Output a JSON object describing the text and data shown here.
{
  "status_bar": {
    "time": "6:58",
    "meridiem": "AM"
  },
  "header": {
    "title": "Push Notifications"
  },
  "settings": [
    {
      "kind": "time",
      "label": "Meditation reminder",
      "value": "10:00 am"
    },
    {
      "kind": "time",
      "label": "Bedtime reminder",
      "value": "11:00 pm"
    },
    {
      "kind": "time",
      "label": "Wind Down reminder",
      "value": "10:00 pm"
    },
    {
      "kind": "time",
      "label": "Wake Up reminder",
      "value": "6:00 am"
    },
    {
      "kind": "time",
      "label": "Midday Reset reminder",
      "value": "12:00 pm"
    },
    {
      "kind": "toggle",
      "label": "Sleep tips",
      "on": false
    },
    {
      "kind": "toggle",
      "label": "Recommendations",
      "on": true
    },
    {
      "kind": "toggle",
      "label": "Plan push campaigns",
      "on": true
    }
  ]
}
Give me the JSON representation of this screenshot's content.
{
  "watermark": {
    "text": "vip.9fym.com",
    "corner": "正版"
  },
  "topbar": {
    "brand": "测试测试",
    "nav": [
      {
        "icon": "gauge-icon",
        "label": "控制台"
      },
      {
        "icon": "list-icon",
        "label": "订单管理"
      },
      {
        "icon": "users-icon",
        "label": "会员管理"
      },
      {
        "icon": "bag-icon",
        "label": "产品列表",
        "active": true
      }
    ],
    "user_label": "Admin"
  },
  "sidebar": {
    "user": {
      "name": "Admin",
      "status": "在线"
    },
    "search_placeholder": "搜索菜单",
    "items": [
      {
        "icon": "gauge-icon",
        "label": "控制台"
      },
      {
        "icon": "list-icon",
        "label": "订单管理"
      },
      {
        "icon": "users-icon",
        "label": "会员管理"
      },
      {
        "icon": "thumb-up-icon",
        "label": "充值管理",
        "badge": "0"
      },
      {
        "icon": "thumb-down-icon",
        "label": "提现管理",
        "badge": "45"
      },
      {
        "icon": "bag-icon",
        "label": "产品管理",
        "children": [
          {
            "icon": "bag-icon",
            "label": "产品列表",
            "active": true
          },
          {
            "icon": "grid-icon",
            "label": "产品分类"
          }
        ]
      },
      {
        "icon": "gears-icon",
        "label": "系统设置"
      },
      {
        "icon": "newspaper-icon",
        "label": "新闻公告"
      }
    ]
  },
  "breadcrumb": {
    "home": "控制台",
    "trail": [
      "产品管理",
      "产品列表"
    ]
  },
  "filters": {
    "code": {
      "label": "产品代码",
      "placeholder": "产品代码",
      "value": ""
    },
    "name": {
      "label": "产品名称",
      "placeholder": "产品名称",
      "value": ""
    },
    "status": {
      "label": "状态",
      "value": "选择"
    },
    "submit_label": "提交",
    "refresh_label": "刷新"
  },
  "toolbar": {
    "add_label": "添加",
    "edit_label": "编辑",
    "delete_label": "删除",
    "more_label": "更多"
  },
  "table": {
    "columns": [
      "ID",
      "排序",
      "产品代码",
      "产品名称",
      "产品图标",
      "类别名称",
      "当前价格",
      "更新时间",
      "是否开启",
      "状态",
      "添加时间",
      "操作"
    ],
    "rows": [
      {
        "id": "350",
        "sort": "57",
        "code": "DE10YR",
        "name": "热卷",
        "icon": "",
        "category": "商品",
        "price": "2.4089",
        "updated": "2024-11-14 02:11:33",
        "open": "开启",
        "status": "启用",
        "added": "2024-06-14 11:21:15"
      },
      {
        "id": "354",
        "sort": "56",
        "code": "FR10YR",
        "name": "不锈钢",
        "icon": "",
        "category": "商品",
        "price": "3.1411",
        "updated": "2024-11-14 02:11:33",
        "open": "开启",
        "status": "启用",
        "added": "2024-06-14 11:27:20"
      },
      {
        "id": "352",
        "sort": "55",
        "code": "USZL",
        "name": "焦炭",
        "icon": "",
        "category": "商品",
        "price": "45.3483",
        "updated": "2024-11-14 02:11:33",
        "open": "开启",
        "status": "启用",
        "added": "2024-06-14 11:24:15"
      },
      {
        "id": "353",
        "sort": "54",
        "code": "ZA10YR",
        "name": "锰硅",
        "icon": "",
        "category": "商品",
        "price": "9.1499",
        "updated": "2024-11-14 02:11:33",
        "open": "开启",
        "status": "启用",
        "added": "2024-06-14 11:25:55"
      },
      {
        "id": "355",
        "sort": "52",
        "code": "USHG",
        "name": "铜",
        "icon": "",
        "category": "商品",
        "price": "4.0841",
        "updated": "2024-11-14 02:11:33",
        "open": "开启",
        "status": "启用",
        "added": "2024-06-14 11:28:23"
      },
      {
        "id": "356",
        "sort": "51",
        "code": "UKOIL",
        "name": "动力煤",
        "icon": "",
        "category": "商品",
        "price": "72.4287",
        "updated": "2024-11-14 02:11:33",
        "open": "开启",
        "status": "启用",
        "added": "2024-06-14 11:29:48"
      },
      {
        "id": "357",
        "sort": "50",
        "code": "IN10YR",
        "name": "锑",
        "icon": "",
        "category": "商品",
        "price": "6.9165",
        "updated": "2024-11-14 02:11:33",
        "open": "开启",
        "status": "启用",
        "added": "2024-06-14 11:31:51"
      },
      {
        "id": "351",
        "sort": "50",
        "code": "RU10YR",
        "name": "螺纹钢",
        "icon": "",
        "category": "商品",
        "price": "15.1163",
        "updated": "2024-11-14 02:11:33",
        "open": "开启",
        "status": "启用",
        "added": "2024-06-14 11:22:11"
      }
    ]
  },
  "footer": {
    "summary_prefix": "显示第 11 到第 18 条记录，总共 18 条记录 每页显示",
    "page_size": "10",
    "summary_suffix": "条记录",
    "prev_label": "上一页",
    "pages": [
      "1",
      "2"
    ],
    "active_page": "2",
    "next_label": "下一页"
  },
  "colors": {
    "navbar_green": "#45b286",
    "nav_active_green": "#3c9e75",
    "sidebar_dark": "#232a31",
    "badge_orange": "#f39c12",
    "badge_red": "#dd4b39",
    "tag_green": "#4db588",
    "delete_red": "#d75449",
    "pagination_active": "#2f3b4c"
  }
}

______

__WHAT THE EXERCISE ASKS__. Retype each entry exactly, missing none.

__SOLUTION BELOW__.
Output a JSON object describing the text and data shown here.
{
  "status_bar": {
    "time": "6:58",
    "meridiem": "AM"
  },
  "header": {
    "title": "Push Notifications"
  },
  "settings": [
    {
      "kind": "time",
      "label": "Meditation reminder",
      "value": "10:00 am"
    },
    {
      "kind": "time",
      "label": "Bedtime reminder",
      "value": "11:00 pm"
    },
    {
      "kind": "time",
      "label": "Wind Down reminder",
      "value": "10:00 pm"
    },
    {
      "kind": "time",
      "label": "Wake Up reminder",
      "value": "6:00 am"
    },
    {
      "kind": "time",
      "label": "Midday Reset reminder",
      "value": "12:00 pm"
    },
    {
      "kind": "toggle",
      "label": "Sleep tips",
      "on": false
    },
    {
      "kind": "toggle",
      "label": "Recommendations",
      "on": true
    },
    {
      "kind": "toggle",
      "label": "Plan push campaigns",
      "on": true
    }
  ]
}
Give me the JSON representation of this screenshot's content.
{
  "watermark": {
    "text": "vip.9fym.com",
    "corner": "正版"
  },
  "topbar": {
    "brand": "测试测试",
    "nav": [
      {
        "icon": "gauge-icon",
        "label": "控制台"
      },
      {
        "icon": "list-icon",
        "label": "订单管理"
      },
      {
        "icon": "users-icon",
        "label": "会员管理"
      },
      {
        "icon": "bag-icon",
        "label": "产品列表",
        "active": true
      }
    ],
    "user_label": "Admin"
  },
  "sidebar": {
    "user": {
      "name": "Admin",
      "status": "在线"
    },
    "search_placeholder": "搜索菜单",
    "items": [
      {
        "icon": "gauge-icon",
        "label": "控制台"
      },
      {
        "icon": "list-icon",
        "label": "订单管理"
      },
      {
        "icon": "users-icon",
        "label": "会员管理"
      },
      {
        "icon": "thumb-up-icon",
        "label": "充值管理",
        "badge": "0"
      },
      {
        "icon": "thumb-down-icon",
        "label": "提现管理",
        "badge": "45"
      },
      {
        "icon": "bag-icon",
        "label": "产品管理",
        "children": [
          {
            "icon": "bag-icon",
            "label": "产品列表",
            "active": true
          },
          {
            "icon": "grid-icon",
            "label": "产品分类"
          }
        ]
      },
      {
        "icon": "gears-icon",
        "label": "系统设置"
      },
      {
        "icon": "newspaper-icon",
        "label": "新闻公告"
      }
    ]
  },
  "breadcrumb": {
    "home": "控制台",
    "trail": [
      "产品管理",
      "产品列表"
    ]
  },
  "filters": {
    "code": {
      "label": "产品代码",
      "placeholder": "产品代码",
      "value": ""
    },
    "name": {
      "label": "产品名称",
      "placeholder": "产品名称",
      "value": ""
    },
    "status": {
      "label": "状态",
      "value": "选择"
    },
    "submit_label": "提交",
    "refresh_label": "刷新"
  },
  "toolbar": {
    "add_label": "添加",
    "edit_label": "编辑",
    "delete_label": "删除",
    "more_label": "更多"
  },
  "table": {
    "columns": [
      "ID",
      "排序",
      "产品代码",
      "产品名称",
      "产品图标",
      "类别名称",
      "当前价格",
      "更新时间",
      "是否开启",
      "状态",
      "添加时间",
      "操作"
    ],
    "rows": [
      {
        "id": "350",
        "sort": "57",
        "code": "DE10YR",
        "name": "热卷",
        "icon": "",
        "category": "商品",
        "price": "2.4089",
        "updated": "2024-11-14 02:11:33",
        "open": "开启",
        "status": "启用",
        "added": "2024-06-14 11:21:15"
      },
      {
        "id": "354",
        "sort": "56",
        "code": "FR10YR",
        "name": "不锈钢",
        "icon": "",
        "category": "商品",
        "price": "3.1411",
        "updated": "2024-11-14 02:11:33",
        "open": "开启",
        "status": "启用",
        "added": "2024-06-14 11:27:20"
      },
      {
        "id": "352",
        "sort": "55",
        "code": "USZL",
        "name": "焦炭",
        "icon": "",
        "category": "商品",
        "price": "45.3483",
        "updated": "2024-11-14 02:11:33",
        "open": "开启",
        "status": "启用",
        "added": "2024-06-14 11:24:15"
      },
      {
        "id": "353",
        "sort": "54",
        "code": "ZA10YR",
        "name": "锰硅",
        "icon": "",
        "category": "商品",
        "price": "9.1499",
        "updated": "2024-11-14 02:11:33",
        "open": "开启",
        "status": "启用",
        "added": "2024-06-14 11:25:55"
      },
      {
        "id": "355",
        "sort": "52",
        "code": "USHG",
        "name": "铜",
        "icon": "",
        "category": "商品",
        "price": "4.0841",
        "updated": "2024-11-14 02:11:33",
        "open": "开启",
        "status": "启用",
        "added": "2024-06-14 11:28:23"
      },
      {
        "id": "356",
        "sort": "51",
        "code": "UKOIL",
        "name": "动力煤",
        "icon": "",
        "category": "商品",
        "price": "72.4287",
        "updated": "2024-11-14 02:11:33",
        "open": "开启",
        "status": "启用",
        "added": "2024-06-14 11:29:48"
      },
      {
        "id": "357",
        "sort": "50",
        "code": "IN10YR",
        "name": "锑",
        "icon": "",
        "category": "商品",
        "price": "6.9165",
        "updated": "2024-11-14 02:11:33",
        "open": "开启",
        "status": "启用",
        "added": "2024-06-14 11:31:51"
      },
      {
        "id": "351",
        "sort": "50",
        "code": "RU10YR",
        "name": "螺纹钢",
        "icon": "",
        "category": "商品",
        "price": "15.1163",
        "updated": "2024-11-14 02:11:33",
        "open": "开启",
        "status": "启用",
        "added": "2024-06-14 11:22:11"
      }
    ]
  },
  "footer": {
    "summary_prefix": "显示第 11 到第 18 条记录，总共 18 条记录 每页显示",
    "page_size": "10",
    "summary_suffix": "条记录",
    "prev_label": "上一页",
    "pages": [
      "1",
      "2"
    ],
    "active_page": "2",
    "next_label": "下一页"
  },
  "colors": {
    "navbar_green": "#45b286",
    "nav_active_green": "#3c9e75",
    "sidebar_dark": "#232a31",
    "badge_orange": "#f39c12",
    "badge_red": "#dd4b39",
    "tag_green": "#4db588",
    "delete_red": "#d75449",
    "pagination_active": "#2f3b4c"
  }
}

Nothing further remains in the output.